Photo: Mark Wilson/Getty Images

The Supreme Court on Wednesday evening blocked a lower court order that would have allowed voters to cast ballots curbside at Alabama polling places on Election Day.

Of note: With 13 days until Election Day, the court voted 5-3 against the measure. Liberal Justices Sonia Sotomayor, Elena Kagan and Stephen Breyer dissented.

Updated 36 mins ago - Politics & Policy

Coronavirus dashboard

Illustration: Aïda Amer/Axios

  1. Politics: Senate Democrats block vote on McConnell's targeted COVID relief bill McConnell urges White House not to strike stimulus deal before election.
  2. Economy: Why the stimulus delay isn't a crisis (yet).
  3. Health: New York reports most COVID cases since MayStudies show drop in coronavirus death rate — The next wave is gaining steam.
  4. Education: Schools haven't become hotspots — San Francisco public schools likely won't reopen before the end of the year.
  5. World: Spain becomes first nation in Western Europe to exceed 1 million cases.

U.S. officials: Iran and Russia aim to interfere in election

Iran and Russia have obtained voter registration information that can be used to undermine confidence in the U.S. election system, Director of National Intelligence John Ratcliffe announced at a press conference Wednesday evening.

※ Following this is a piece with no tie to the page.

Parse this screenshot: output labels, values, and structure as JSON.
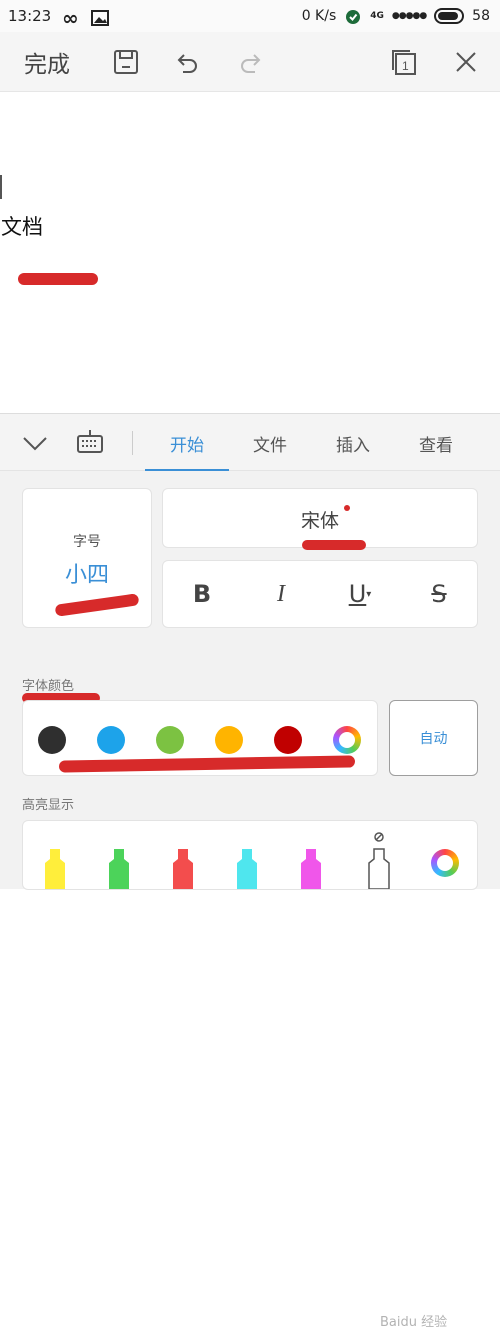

Why it matters: The revelation comes roughly two weeks before Election Day. Ratcliffe said Iran has sent threatening emails to Democratic voters this week in states across the U.S. and spread videos claiming that people can vote more than once.